DATA FOR THIS TASK section start

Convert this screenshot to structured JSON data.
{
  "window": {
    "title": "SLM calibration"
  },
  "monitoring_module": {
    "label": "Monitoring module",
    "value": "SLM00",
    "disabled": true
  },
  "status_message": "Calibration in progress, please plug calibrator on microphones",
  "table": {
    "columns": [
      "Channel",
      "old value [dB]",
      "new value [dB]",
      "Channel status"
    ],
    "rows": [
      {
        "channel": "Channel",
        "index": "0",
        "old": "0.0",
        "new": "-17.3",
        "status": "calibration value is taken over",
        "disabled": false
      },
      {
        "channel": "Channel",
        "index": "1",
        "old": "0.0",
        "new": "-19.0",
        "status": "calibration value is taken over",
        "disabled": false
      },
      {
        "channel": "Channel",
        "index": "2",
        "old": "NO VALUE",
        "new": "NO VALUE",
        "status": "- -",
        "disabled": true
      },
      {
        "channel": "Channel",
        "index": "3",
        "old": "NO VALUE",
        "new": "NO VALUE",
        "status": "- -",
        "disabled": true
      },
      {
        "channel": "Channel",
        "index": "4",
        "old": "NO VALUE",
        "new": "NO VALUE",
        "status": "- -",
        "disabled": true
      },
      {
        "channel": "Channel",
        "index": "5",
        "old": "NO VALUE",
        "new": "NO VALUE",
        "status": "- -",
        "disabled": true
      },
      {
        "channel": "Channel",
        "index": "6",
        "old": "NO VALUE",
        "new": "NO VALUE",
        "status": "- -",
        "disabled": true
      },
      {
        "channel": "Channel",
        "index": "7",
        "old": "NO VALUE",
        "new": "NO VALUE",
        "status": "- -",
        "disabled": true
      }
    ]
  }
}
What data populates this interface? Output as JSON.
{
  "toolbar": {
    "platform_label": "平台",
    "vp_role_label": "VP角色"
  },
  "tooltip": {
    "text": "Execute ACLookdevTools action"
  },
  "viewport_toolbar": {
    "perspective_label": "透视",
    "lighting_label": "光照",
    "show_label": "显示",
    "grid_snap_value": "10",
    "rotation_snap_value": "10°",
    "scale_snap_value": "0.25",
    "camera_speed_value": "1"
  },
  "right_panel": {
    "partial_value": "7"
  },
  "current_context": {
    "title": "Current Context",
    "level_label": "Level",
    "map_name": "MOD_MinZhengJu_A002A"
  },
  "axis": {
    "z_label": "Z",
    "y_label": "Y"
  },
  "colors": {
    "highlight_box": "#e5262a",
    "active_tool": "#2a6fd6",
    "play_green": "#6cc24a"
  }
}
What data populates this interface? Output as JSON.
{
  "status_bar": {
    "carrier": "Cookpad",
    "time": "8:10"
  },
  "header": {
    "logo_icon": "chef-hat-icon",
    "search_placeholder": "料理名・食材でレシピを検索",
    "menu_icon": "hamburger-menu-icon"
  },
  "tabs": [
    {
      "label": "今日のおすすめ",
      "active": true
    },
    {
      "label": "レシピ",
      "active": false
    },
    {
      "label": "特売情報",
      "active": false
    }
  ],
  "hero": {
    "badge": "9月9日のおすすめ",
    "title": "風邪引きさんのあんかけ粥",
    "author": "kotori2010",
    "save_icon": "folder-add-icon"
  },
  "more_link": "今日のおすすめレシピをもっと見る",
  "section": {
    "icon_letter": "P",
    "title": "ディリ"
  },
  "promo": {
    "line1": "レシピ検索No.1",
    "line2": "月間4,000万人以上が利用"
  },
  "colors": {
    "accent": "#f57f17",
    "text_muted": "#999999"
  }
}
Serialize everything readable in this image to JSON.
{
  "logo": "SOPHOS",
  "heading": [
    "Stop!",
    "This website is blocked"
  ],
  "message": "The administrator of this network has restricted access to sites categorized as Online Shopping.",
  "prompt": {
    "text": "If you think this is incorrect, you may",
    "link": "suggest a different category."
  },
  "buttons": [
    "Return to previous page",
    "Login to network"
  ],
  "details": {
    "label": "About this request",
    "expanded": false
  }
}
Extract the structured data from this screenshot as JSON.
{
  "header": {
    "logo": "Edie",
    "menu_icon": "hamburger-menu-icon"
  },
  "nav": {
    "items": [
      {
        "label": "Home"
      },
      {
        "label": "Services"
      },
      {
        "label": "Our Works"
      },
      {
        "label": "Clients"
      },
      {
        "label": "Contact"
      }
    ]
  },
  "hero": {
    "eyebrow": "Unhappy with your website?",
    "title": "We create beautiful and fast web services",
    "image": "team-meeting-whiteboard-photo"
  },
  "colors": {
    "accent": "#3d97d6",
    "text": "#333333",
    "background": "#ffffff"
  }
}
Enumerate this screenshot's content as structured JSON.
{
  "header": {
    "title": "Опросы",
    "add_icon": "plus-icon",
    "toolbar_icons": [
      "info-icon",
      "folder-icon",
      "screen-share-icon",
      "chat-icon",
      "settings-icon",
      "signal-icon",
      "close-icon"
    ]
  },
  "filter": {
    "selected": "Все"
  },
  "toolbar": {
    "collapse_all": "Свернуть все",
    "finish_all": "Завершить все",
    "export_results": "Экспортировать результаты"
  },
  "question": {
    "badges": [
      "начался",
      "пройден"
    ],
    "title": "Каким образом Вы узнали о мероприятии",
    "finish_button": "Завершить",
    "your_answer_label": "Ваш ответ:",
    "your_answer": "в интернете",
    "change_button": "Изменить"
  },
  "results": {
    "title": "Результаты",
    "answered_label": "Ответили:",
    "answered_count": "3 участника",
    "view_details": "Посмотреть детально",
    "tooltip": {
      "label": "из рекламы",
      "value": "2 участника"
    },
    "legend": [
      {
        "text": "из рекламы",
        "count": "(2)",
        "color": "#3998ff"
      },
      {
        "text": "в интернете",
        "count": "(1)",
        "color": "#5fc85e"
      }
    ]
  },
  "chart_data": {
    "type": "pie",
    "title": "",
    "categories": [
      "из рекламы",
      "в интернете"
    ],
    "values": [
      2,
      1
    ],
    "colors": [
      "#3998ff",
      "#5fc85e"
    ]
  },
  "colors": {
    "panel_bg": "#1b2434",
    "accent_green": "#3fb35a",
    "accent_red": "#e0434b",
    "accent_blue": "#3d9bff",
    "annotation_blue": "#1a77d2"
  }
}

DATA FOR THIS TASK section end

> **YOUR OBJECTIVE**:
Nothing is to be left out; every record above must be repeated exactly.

> **RESPONSE FOR THIS EXERCISE**:
Convert this screenshot to structured JSON data.
{
  "window": {
    "title": "SLM calibration"
  },
  "monitoring_module": {
    "label": "Monitoring module",
    "value": "SLM00",
    "disabled": true
  },
  "status_message": "Calibration in progress, please plug calibrator on microphones",
  "table": {
    "columns": [
      "Channel",
      "old value [dB]",
      "new value [dB]",
      "Channel status"
    ],
    "rows": [
      {
        "channel": "Channel",
        "index": "0",
        "old": "0.0",
        "new": "-17.3",
        "status": "calibration value is taken over",
        "disabled": false
      },
      {
        "channel": "Channel",
        "index": "1",
        "old": "0.0",
        "new": "-19.0",
        "status": "calibration value is taken over",
        "disabled": false
      },
      {
        "channel": "Channel",
        "index": "2",
        "old": "NO VALUE",
        "new": "NO VALUE",
        "status": "- -",
        "disabled": true
      },
      {
        "channel": "Channel",
        "index": "3",
        "old": "NO VALUE",
        "new": "NO VALUE",
        "status": "- -",
        "disabled": true
      },
      {
        "channel": "Channel",
        "index": "4",
        "old": "NO VALUE",
        "new": "NO VALUE",
        "status": "- -",
        "disabled": true
      },
      {
        "channel": "Channel",
        "index": "5",
        "old": "NO VALUE",
        "new": "NO VALUE",
        "status": "- -",
        "disabled": true
      },
      {
        "channel": "Channel",
        "index": "6",
        "old": "NO VALUE",
        "new": "NO VALUE",
        "status": "- -",
        "disabled": true
      },
      {
        "channel": "Channel",
        "index": "7",
        "old": "NO VALUE",
        "new": "NO VALUE",
        "status": "- -",
        "disabled": true
      }
    ]
  }
}
What data populates this interface? Output as JSON.
{
  "toolbar": {
    "platform_label": "平台",
    "vp_role_label": "VP角色"
  },
  "tooltip": {
    "text": "Execute ACLookdevTools action"
  },
  "viewport_toolbar": {
    "perspective_label": "透视",
    "lighting_label": "光照",
    "show_label": "显示",
    "grid_snap_value": "10",
    "rotation_snap_value": "10°",
    "scale_snap_value": "0.25",
    "camera_speed_value": "1"
  },
  "right_panel": {
    "partial_value": "7"
  },
  "current_context": {
    "title": "Current Context",
    "level_label": "Level",
    "map_name": "MOD_MinZhengJu_A002A"
  },
  "axis": {
    "z_label": "Z",
    "y_label": "Y"
  },
  "colors": {
    "highlight_box": "#e5262a",
    "active_tool": "#2a6fd6",
    "play_green": "#6cc24a"
  }
}
What data populates this interface? Output as JSON.
{
  "status_bar": {
    "carrier": "Cookpad",
    "time": "8:10"
  },
  "header": {
    "logo_icon": "chef-hat-icon",
    "search_placeholder": "料理名・食材でレシピを検索",
    "menu_icon": "hamburger-menu-icon"
  },
  "tabs": [
    {
      "label": "今日のおすすめ",
      "active": true
    },
    {
      "label": "レシピ",
      "active": false
    },
    {
      "label": "特売情報",
      "active": false
    }
  ],
  "hero": {
    "badge": "9月9日のおすすめ",
    "title": "風邪引きさんのあんかけ粥",
    "author": "kotori2010",
    "save_icon": "folder-add-icon"
  },
  "more_link": "今日のおすすめレシピをもっと見る",
  "section": {
    "icon_letter": "P",
    "title": "ディリ"
  },
  "promo": {
    "line1": "レシピ検索No.1",
    "line2": "月間4,000万人以上が利用"
  },
  "colors": {
    "accent": "#f57f17",
    "text_muted": "#999999"
  }
}
Serialize everything readable in this image to JSON.
{
  "logo": "SOPHOS",
  "heading": [
    "Stop!",
    "This website is blocked"
  ],
  "message": "The administrator of this network has restricted access to sites categorized as Online Shopping.",
  "prompt": {
    "text": "If you think this is incorrect, you may",
    "link": "suggest a different category."
  },
  "buttons": [
    "Return to previous page",
    "Login to network"
  ],
  "details": {
    "label": "About this request",
    "expanded": false
  }
}
Extract the structured data from this screenshot as JSON.
{
  "header": {
    "logo": "Edie",
    "menu_icon": "hamburger-menu-icon"
  },
  "nav": {
    "items": [
      {
        "label": "Home"
      },
      {
        "label": "Services"
      },
      {
        "label": "Our Works"
      },
      {
        "label": "Clients"
      },
      {
        "label": "Contact"
      }
    ]
  },
  "hero": {
    "eyebrow": "Unhappy with your website?",
    "title": "We create beautiful and fast web services",
    "image": "team-meeting-whiteboard-photo"
  },
  "colors": {
    "accent": "#3d97d6",
    "text": "#333333",
    "background": "#ffffff"
  }
}
Enumerate this screenshot's content as structured JSON.
{
  "header": {
    "title": "Опросы",
    "add_icon": "plus-icon",
    "toolbar_icons": [
      "info-icon",
      "folder-icon",
      "screen-share-icon",
      "chat-icon",
      "settings-icon",
      "signal-icon",
      "close-icon"
    ]
  },
  "filter": {
    "selected": "Все"
  },
  "toolbar": {
    "collapse_all": "Свернуть все",
    "finish_all": "Завершить все",
    "export_results": "Экспортировать результаты"
  },
  "question": {
    "badges": [
      "начался",
      "пройден"
    ],
    "title": "Каким образом Вы узнали о мероприятии",
    "finish_button": "Завершить",
    "your_answer_label": "Ваш ответ:",
    "your_answer": "в интернете",
    "change_button": "Изменить"
  },
  "results": {
    "title": "Результаты",
    "answered_label": "Ответили:",
    "answered_count": "3 участника",
    "view_details": "Посмотреть детально",
    "tooltip": {
      "label": "из рекламы",
      "value": "2 участника"
    },
    "legend": [
      {
        "text": "из рекламы",
        "count": "(2)",
        "color": "#3998ff"
      },
      {
        "text": "в интернете",
        "count": "(1)",
        "color": "#5fc85e"
      }
    ]
  },
  "chart_data": {
    "type": "pie",
    "title": "",
    "categories": [
      "из рекламы",
      "в интернете"
    ],
    "values": [
      2,
      1
    ],
    "colors": [
      "#3998ff",
      "#5fc85e"
    ]
  },
  "colors": {
    "panel_bg": "#1b2434",
    "accent_green": "#3fb35a",
    "accent_red": "#e0434b",
    "accent_blue": "#3d9bff",
    "annotation_blue": "#1a77d2"
  }
}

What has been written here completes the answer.